**Records for the exercise:**
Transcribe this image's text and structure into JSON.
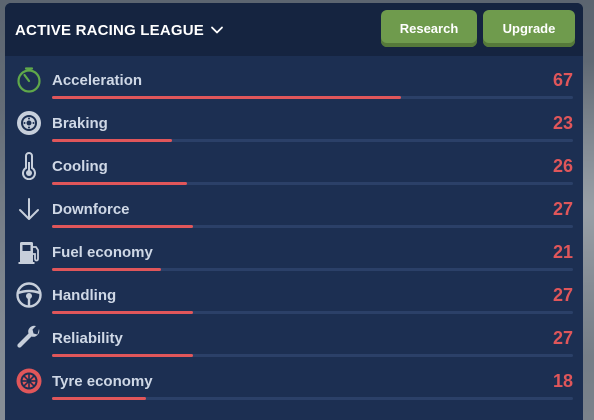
{
  "header": {
    "league_title": "ACTIVE RACING LEAGUE",
    "research_label": "Research",
    "upgrade_label": "Upgrade"
  },
  "colors": {
    "panel": "#1c2f52",
    "header": "#152440",
    "button_green": "#6f9b4d",
    "stat_red": "#e0565a",
    "accel_icon_green": "#5fa84a"
  },
  "stat_max": 100,
  "stats": [
    {
      "label": "Acceleration",
      "value": "67",
      "icon": "stopwatch-icon"
    },
    {
      "label": "Braking",
      "value": "23",
      "icon": "brake-disc-icon"
    },
    {
      "label": "Cooling",
      "value": "26",
      "icon": "thermometer-icon"
    },
    {
      "label": "Downforce",
      "value": "27",
      "icon": "down-arrow-icon"
    },
    {
      "label": "Fuel economy",
      "value": "21",
      "icon": "fuel-pump-icon"
    },
    {
      "label": "Handling",
      "value": "27",
      "icon": "steering-wheel-icon"
    },
    {
      "label": "Reliability",
      "value": "27",
      "icon": "wrench-icon"
    },
    {
      "label": "Tyre economy",
      "value": "18",
      "icon": "tyre-icon"
    }
  ]
}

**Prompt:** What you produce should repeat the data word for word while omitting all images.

**Answer area:**
Transcribe this image's text and structure into JSON.
{
  "header": {
    "league_title": "ACTIVE RACING LEAGUE",
    "research_label": "Research",
    "upgrade_label": "Upgrade"
  },
  "colors": {
    "panel": "#1c2f52",
    "header": "#152440",
    "button_green": "#6f9b4d",
    "stat_red": "#e0565a",
    "accel_icon_green": "#5fa84a"
  },
  "stat_max": 100,
  "stats": [
    {
      "label": "Acceleration",
      "value": "67",
      "icon": "stopwatch-icon"
    },
    {
      "label": "Braking",
      "value": "23",
      "icon": "brake-disc-icon"
    },
    {
      "label": "Cooling",
      "value": "26",
      "icon": "thermometer-icon"
    },
    {
      "label": "Downforce",
      "value": "27",
      "icon": "down-arrow-icon"
    },
    {
      "label": "Fuel economy",
      "value": "21",
      "icon": "fuel-pump-icon"
    },
    {
      "label": "Handling",
      "value": "27",
      "icon": "steering-wheel-icon"
    },
    {
      "label": "Reliability",
      "value": "27",
      "icon": "wrench-icon"
    },
    {
      "label": "Tyre economy",
      "value": "18",
      "icon": "tyre-icon"
    }
  ]
}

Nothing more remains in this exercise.